Creating custom camouflage is easy. Whether its effective or not is a whole other story.
Creating custom camouflage is easy. Whether its effective or not is a whole other story.

Snake Eater also makes use of the built-in camera. You can, for example, take photos in the real world to create custom camouflage for Snake. It's an interesting feature, but the whole photo-taking process takes you so far out of the game that you probably won't get much use out of it. There are also new gyroscope controls that come into play when walking on bridges or narrow branches. Rather than subjecting you to the headaches of tilting the 3DS with 3D enabled, the game thoughtfully reverts to a 2D mode during these sequences. Last but not least, the 64 hidden frogs in the game, known as Kerotans, have been replaced with Yoshis, of Mario fame. It's a thoughtful nod to Nintendo fans, but there's something unnerving about the contrast of Yoshi within the game's drab palette and atmosphere.

The story and array of menacing, superhuman antagonists (the Cobras) have never felt so alive within the slithering, Soviet-era jungle. Superb voice acting and hammy, comic-book-esque dialogue define Snake Eater's style, one that's typical Kojima and unabashedly self-aware. Metal Gear games are always serious affairs, but with a veneer of humor that either makes you smile or breaks the illusion. If this is your first experience with the series, prepare for lots of head-scratching moments and references to previous games that will simply fly over your head. Thankfully, the fan service has subtle charm and doesn't bombard you too often, just enough to remind you that you're playing a Kojima-designed game.

Given the bevy of unlockables and play styles, Snake Eater oozes replayability. The game takes anywhere from 5 to 15 hours to complete depending on your affinity for exploration and cutscenes. Once you've experienced the entire game, replaying it uncovers a world of possibilities.
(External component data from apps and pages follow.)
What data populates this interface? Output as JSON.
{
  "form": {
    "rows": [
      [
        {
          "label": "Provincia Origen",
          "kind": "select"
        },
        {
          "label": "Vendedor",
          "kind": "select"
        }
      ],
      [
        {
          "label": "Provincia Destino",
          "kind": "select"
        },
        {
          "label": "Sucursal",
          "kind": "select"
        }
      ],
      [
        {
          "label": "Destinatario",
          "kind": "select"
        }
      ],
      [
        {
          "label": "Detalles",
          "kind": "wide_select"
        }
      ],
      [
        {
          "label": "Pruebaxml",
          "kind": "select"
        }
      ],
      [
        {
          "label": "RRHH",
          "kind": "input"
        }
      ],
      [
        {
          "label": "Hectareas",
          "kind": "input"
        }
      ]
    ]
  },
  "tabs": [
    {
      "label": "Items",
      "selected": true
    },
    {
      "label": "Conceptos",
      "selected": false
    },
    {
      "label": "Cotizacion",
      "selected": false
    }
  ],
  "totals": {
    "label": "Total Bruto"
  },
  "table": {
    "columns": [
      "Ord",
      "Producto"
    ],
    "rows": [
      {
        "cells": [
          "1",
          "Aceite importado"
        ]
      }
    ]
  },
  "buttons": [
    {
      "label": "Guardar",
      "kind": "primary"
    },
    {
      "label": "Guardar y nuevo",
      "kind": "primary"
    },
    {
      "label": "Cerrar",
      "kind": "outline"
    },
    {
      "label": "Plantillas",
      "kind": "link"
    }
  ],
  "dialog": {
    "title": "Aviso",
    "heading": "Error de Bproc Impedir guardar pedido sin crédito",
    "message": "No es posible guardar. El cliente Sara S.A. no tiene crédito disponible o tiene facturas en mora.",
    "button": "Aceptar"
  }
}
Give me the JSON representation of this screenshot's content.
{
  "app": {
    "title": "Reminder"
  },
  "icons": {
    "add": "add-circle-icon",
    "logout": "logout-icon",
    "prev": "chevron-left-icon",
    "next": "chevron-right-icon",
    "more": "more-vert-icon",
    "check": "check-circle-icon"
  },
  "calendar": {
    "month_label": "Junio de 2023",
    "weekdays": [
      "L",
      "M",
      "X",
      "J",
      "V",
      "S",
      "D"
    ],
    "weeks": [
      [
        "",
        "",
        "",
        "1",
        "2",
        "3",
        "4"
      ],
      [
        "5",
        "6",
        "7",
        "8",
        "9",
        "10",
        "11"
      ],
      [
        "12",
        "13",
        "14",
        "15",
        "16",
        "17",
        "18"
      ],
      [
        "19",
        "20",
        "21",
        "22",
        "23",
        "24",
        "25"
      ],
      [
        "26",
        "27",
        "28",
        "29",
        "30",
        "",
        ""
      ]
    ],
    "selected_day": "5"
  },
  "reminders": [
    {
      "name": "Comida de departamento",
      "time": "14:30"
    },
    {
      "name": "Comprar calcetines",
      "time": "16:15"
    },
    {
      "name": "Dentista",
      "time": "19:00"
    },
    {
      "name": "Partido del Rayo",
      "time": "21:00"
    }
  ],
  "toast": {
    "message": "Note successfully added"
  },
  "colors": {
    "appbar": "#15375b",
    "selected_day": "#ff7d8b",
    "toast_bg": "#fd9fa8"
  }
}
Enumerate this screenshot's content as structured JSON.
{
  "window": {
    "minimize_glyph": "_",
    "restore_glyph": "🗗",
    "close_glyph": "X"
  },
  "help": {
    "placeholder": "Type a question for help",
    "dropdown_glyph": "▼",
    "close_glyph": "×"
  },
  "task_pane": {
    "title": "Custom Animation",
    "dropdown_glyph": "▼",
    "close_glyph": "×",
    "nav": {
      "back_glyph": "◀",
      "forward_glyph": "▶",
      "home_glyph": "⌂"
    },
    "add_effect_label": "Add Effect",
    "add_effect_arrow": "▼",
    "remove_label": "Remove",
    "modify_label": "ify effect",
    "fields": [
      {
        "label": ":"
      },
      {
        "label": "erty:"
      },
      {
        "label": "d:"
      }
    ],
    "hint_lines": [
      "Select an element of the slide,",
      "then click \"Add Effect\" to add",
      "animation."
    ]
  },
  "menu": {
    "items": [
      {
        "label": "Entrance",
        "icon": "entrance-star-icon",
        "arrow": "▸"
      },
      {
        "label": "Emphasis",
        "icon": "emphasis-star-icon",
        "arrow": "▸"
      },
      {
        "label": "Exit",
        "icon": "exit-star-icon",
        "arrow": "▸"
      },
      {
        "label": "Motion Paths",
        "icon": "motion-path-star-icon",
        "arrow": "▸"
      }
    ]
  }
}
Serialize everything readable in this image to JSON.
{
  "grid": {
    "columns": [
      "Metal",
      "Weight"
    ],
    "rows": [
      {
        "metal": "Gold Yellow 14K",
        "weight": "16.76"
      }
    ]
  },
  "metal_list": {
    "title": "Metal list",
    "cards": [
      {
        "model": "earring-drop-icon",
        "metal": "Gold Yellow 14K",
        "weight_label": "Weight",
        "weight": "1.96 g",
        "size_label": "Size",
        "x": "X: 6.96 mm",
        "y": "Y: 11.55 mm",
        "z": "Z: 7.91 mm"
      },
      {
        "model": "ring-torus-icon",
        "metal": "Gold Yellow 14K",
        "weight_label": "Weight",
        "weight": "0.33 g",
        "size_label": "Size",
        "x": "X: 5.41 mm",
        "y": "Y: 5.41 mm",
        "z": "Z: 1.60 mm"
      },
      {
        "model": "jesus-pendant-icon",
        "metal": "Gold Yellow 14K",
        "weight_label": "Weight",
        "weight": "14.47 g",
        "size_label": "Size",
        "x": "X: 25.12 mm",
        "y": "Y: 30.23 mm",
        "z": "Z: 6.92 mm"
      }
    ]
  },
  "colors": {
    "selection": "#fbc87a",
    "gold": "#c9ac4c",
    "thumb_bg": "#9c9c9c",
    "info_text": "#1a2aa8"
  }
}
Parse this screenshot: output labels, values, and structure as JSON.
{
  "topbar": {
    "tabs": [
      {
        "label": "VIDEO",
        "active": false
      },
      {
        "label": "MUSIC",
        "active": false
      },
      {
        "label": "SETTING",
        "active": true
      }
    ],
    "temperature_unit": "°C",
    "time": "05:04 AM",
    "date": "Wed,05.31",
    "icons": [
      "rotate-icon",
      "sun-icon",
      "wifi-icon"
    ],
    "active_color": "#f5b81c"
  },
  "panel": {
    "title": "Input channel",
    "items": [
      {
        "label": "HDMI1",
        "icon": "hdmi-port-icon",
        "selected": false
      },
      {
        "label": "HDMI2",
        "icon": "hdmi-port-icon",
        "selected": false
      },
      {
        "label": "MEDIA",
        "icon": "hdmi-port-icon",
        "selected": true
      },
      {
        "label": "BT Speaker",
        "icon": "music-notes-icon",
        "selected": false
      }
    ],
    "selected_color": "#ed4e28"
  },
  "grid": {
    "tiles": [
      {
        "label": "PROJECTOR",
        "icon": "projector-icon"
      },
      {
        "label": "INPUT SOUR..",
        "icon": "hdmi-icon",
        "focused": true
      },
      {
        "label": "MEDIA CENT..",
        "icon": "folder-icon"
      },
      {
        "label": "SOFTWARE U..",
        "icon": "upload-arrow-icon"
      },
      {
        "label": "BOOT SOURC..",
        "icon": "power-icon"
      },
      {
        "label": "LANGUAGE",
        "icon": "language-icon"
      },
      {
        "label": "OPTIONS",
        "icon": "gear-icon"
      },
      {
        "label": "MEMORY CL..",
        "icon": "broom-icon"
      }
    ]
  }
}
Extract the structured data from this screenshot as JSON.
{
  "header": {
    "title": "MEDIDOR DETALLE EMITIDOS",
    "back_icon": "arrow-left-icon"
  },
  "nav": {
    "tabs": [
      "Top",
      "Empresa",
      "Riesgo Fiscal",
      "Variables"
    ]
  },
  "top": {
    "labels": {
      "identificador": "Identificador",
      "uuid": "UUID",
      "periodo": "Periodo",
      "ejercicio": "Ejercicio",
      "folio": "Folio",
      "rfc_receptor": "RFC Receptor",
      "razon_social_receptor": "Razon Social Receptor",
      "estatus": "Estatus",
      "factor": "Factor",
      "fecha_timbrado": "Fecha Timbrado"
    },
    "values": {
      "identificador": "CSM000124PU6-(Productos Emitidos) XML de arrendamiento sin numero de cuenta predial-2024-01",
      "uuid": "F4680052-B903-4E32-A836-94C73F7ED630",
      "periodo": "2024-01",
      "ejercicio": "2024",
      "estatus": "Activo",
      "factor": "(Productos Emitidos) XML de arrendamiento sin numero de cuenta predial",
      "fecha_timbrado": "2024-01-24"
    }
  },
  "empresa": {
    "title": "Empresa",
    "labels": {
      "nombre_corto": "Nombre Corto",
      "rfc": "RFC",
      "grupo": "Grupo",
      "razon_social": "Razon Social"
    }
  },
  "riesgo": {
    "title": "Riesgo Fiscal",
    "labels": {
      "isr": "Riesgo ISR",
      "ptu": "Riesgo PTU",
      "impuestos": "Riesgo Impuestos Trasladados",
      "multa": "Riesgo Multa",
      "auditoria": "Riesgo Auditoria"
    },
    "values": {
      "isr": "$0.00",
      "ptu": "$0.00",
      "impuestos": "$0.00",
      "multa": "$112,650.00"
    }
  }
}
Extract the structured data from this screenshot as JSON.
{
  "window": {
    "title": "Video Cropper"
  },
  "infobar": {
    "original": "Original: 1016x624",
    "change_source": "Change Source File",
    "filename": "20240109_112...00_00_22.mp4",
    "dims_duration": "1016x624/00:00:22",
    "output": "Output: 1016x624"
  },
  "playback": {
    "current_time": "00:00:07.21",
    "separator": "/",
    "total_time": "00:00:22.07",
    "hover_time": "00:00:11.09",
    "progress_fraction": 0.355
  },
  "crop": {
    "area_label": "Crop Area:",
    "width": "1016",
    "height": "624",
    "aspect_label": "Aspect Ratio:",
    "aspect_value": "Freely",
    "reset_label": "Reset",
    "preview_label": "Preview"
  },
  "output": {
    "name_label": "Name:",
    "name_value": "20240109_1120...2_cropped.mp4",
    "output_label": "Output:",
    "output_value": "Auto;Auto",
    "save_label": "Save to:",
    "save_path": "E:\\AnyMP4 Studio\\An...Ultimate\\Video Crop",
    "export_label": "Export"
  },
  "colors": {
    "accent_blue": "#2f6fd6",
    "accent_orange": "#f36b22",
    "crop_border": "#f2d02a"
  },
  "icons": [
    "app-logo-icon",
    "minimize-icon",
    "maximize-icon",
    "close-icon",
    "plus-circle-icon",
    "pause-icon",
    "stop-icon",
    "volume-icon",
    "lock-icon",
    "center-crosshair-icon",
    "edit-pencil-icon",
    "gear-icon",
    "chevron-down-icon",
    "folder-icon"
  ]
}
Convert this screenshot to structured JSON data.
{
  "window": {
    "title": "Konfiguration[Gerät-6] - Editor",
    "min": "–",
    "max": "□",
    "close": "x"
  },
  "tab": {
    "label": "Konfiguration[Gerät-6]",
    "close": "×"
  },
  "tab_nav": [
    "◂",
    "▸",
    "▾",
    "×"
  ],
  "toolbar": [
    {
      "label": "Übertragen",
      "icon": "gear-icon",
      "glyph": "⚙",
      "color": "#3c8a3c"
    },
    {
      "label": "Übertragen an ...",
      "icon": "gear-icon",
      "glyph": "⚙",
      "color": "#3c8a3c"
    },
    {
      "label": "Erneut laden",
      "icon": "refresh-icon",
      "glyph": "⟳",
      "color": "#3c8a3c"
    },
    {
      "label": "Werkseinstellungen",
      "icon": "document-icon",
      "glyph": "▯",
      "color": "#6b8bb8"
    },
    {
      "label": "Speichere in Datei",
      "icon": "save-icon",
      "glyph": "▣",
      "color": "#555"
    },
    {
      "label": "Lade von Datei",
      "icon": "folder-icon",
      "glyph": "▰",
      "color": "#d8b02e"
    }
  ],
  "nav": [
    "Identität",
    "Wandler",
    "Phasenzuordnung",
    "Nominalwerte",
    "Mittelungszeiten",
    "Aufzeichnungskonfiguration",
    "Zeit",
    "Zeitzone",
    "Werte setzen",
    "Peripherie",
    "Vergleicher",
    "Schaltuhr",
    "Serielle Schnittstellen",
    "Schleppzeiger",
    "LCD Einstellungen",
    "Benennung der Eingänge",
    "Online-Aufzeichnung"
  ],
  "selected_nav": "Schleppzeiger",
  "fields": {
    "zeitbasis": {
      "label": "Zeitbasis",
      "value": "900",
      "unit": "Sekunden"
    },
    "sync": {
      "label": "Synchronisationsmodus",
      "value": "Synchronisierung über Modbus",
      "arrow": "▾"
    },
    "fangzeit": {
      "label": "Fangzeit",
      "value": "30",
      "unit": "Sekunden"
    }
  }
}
There are unlockable weapons and outfits that are earned by defeating bosses in unorthodox ways, or meeting ambitious conditions such as defeating the game without ever being seen by common sentries. You could never confuse Snake Eater as a sandbox game, but subsequent playthroughs give you a feeling of control and freedom that mimic the same notion of playfulness found in those types of games. Once you are familiar with the maps and the enemies' movement patterns, the game becomes one big playground. The overall length and inherently brief gameplay sections make the game accessible to gamers on the go, without limiting its overall content.

Vietnam era sidecar motorcycle driven by a Bond girl? Check.
Vietnam era sidecar motorcycle driven by a Bond girl? Check.

Snake Eater 3D is an excellent treatment of a justifiable classic. The story and characters hold up nearly a decade after their introduction, and the improvements to stealth mechanics enhance the entire experience. It's modern enough to appeal to a new audience, and the improvements should draw a lot of series veterans back into the jungle. The 3D is some of the best on the system so far, and the mature tone is a welcome addition to the family-friendly nature that permeates Nintendo's catalog. The game even makes excellent use of the 3DS hardware while avoiding the perils of tacking on new features for the sake of variety. It's an incredibly successful upgrade to an already fantastic game and is easily one of the best games available for the 3DS to date.

The Good

  • Improved control and mobility
  • Thoughtful use of 3D
  • Excellent voice acting and cinematography.

The Bad

  • Occasional frame rate issues
  • The first half of the game is dominated by cutscenes

About the Author

Peter used to work at GameSpot. Now he just lurks at GameSpot.